Given the records below, pull every line with the word "Library" into the answer.

------------------------

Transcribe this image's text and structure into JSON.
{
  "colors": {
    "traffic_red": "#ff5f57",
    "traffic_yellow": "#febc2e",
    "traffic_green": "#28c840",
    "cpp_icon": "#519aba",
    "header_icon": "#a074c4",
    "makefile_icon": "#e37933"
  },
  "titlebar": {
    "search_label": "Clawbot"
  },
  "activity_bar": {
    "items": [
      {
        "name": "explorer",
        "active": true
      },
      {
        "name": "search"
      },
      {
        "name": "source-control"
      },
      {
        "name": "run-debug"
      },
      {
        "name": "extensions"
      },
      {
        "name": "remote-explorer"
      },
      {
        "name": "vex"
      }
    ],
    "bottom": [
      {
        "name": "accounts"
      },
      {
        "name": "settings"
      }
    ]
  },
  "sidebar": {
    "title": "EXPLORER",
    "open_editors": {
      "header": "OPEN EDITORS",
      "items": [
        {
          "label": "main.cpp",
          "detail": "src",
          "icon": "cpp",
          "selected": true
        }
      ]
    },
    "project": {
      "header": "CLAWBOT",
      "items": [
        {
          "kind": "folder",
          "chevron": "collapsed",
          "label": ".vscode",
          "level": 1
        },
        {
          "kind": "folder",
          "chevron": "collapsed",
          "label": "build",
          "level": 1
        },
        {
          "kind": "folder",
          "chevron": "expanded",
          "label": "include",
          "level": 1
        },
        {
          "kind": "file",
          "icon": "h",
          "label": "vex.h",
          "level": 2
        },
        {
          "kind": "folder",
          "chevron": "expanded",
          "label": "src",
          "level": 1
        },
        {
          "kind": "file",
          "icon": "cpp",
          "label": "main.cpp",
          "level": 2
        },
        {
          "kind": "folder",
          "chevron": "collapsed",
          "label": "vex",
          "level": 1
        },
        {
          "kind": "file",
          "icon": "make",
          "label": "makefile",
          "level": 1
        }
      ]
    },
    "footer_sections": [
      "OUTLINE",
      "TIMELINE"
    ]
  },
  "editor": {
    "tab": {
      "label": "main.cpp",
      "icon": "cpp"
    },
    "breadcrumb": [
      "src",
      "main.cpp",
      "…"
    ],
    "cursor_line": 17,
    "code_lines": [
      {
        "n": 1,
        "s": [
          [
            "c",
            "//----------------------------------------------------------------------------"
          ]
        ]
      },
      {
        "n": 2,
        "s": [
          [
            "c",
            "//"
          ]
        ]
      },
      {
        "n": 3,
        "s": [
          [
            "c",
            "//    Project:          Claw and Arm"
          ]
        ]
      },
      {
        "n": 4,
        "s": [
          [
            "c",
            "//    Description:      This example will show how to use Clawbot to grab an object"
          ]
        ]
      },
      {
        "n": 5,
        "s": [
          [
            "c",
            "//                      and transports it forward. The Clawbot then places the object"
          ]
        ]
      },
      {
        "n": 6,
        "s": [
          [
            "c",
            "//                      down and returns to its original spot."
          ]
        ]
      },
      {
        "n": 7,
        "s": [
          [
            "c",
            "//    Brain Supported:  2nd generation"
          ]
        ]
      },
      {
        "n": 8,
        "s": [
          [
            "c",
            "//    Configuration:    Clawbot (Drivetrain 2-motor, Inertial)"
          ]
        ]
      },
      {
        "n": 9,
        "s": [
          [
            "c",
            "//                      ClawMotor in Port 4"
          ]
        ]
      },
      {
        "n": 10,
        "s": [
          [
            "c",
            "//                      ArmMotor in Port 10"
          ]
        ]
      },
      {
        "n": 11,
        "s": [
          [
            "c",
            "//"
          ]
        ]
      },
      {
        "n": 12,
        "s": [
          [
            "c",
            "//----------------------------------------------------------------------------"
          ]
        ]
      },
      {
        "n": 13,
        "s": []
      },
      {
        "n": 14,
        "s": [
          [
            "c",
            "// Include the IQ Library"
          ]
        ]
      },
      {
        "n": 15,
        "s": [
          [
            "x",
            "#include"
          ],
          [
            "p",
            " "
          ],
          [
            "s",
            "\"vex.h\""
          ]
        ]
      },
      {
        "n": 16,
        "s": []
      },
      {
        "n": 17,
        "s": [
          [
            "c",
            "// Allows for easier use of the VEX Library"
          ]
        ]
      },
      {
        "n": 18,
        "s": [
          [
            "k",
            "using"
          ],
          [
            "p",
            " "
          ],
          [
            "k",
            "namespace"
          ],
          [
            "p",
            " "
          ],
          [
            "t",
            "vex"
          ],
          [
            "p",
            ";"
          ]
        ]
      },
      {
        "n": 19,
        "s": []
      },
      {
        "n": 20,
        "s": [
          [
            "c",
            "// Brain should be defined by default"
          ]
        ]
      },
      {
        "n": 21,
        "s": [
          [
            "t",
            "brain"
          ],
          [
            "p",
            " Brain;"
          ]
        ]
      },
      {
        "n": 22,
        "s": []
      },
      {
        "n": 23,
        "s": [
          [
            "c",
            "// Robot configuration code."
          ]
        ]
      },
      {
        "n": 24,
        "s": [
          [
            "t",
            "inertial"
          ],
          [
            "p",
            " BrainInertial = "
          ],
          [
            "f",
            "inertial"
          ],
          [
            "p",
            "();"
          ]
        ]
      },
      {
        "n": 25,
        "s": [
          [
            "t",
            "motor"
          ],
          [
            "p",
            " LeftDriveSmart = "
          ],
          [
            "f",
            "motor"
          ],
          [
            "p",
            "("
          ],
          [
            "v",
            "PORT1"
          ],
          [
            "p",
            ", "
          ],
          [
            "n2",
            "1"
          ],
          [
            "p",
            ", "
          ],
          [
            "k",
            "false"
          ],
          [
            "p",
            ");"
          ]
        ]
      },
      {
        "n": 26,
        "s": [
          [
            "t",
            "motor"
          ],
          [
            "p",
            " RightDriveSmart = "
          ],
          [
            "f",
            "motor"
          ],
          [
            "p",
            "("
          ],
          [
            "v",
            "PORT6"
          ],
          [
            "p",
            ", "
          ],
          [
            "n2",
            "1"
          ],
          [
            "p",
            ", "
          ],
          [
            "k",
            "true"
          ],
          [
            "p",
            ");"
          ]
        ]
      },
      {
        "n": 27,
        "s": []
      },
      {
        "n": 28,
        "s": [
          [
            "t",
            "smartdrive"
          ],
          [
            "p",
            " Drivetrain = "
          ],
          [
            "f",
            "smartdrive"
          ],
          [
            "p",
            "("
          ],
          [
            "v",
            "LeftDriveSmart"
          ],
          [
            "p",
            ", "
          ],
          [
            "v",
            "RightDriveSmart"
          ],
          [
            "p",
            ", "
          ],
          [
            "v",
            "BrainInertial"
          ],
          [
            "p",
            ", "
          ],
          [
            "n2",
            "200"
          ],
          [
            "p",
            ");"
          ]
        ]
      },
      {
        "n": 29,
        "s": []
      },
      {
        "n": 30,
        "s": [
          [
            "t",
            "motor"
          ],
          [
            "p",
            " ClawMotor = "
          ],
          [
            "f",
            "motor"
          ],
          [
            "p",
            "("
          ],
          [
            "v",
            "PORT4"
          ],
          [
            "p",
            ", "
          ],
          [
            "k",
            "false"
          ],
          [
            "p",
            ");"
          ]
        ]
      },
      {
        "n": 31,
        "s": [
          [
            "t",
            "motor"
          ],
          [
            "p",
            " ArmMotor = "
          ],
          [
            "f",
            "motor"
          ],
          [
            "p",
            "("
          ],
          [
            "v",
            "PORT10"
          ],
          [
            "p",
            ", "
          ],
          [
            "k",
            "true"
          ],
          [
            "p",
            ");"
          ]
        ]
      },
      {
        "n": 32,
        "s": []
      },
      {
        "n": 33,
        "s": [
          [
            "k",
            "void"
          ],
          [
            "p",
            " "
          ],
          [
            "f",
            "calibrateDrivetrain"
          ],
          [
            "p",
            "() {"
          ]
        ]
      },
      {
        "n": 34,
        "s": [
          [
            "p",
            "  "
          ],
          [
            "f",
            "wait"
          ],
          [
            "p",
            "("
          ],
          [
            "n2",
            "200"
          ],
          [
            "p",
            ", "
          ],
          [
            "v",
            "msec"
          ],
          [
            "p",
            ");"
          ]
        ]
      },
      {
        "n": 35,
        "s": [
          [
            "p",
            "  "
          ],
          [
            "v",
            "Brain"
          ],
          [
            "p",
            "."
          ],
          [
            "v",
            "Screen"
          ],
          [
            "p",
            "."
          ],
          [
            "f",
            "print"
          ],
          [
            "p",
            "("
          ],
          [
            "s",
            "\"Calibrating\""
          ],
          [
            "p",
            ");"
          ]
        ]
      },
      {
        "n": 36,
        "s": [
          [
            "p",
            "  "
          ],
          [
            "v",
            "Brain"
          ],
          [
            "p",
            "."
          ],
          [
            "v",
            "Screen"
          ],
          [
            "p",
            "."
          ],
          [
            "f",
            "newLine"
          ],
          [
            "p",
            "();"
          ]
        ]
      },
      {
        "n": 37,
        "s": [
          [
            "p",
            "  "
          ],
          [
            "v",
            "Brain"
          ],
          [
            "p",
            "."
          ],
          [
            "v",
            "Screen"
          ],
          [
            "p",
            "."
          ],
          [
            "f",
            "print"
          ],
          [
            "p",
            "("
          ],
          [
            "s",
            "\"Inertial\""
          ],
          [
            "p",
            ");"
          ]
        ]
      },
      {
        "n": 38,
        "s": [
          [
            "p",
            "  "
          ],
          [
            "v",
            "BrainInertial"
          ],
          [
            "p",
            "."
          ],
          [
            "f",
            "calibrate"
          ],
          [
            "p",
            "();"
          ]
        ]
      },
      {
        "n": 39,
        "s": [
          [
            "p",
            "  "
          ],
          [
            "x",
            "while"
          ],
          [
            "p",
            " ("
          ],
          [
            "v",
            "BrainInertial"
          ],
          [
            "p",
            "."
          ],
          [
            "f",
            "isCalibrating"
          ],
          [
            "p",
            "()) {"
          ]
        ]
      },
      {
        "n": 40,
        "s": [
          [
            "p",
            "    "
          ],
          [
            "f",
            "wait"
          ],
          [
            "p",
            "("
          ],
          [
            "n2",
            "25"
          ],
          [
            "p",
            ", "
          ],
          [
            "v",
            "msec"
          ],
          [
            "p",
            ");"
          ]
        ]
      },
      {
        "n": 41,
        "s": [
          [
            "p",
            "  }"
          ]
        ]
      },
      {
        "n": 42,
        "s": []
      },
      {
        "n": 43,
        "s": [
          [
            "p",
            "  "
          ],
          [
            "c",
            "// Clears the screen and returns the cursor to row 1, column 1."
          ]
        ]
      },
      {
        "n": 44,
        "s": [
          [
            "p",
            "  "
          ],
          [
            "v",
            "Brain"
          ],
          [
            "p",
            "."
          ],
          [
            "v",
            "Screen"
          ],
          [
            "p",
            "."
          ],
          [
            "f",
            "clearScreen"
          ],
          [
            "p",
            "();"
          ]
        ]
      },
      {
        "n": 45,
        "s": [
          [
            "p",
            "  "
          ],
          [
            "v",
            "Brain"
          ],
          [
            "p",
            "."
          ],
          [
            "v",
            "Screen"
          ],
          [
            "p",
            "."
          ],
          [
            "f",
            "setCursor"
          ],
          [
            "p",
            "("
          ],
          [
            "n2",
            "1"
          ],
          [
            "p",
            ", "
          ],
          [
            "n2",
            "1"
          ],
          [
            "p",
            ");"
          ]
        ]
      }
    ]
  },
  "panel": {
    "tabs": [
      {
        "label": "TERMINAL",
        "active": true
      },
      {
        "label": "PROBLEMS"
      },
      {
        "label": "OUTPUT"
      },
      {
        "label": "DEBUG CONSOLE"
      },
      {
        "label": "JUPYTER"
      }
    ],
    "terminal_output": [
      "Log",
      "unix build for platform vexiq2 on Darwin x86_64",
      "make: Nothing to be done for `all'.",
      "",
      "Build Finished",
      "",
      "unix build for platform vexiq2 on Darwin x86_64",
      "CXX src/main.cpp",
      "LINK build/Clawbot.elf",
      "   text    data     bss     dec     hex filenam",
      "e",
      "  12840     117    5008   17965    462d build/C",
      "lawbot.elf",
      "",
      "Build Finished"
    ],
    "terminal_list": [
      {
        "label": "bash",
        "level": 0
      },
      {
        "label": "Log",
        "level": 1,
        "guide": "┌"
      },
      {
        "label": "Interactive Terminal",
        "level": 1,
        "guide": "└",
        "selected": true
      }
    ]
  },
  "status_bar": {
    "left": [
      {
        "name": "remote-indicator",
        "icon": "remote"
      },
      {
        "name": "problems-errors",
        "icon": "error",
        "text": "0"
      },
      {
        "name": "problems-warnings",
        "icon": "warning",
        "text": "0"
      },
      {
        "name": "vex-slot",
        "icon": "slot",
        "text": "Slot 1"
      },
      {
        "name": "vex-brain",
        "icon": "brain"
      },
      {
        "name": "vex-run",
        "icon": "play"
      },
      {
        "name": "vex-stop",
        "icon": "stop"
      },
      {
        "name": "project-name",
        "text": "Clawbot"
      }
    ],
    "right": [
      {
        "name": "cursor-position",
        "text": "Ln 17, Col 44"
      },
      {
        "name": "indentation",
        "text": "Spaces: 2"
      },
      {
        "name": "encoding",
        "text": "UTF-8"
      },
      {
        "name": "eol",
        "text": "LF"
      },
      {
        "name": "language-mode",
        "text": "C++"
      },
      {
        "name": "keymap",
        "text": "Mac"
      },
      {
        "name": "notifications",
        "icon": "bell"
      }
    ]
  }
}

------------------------

> [Solution for this exercise]
            "// Include the IQ Library"
            "// Allows for easier use of the VEX Library"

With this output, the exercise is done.